▶ Task objective:
Single out the lines of the material that contain "title" and copy them.

▶ Dataset records:

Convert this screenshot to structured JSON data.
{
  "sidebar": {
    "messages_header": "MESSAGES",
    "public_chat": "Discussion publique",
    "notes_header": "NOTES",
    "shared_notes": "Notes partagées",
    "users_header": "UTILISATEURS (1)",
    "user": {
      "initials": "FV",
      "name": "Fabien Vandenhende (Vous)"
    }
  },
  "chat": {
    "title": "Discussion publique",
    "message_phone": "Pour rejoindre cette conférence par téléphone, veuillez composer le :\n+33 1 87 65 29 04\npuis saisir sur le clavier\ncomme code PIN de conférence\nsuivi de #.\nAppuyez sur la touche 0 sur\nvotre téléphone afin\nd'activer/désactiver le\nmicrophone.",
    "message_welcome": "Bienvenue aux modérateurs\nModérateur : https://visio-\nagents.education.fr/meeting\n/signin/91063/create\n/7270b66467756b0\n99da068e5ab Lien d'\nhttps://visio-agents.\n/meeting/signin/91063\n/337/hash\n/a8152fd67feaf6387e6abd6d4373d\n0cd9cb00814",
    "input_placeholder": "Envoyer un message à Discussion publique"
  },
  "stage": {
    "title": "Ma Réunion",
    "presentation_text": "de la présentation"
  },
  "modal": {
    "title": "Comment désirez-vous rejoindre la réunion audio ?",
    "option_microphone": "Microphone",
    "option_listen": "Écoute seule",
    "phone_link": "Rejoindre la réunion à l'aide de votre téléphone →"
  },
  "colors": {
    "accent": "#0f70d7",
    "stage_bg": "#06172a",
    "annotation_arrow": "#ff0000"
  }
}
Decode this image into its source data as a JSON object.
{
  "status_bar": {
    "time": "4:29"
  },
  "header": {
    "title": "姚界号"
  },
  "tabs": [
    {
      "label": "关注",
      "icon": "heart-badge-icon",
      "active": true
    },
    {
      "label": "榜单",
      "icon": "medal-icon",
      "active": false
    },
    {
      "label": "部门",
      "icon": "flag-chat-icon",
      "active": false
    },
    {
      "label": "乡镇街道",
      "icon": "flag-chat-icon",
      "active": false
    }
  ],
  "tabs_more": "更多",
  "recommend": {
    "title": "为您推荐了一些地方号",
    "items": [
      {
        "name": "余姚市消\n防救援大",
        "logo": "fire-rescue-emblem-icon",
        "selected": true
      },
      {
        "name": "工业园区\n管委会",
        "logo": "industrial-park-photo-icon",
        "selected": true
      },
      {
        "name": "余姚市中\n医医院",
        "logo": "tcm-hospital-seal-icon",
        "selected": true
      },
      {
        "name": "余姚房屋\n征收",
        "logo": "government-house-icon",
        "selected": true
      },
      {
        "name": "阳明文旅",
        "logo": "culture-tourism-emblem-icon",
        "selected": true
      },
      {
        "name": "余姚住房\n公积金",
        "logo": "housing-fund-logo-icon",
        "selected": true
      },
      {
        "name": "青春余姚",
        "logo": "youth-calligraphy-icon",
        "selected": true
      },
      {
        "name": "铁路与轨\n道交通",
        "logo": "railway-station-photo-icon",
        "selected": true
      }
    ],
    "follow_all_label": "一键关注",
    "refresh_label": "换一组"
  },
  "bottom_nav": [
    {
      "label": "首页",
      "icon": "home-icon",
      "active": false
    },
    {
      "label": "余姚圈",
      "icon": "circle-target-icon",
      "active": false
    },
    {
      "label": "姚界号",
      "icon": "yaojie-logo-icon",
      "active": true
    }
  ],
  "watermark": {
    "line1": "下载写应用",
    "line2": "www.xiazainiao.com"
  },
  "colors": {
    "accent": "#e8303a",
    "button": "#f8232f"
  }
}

▶ Response:
    "title": "Discussion publique",
    "title": "Ma Réunion",
    "title": "Comment désirez-vous rejoindre la réunion audio ?",
    "title": "姚界号"
    "title": "为您推荐了一些地方号",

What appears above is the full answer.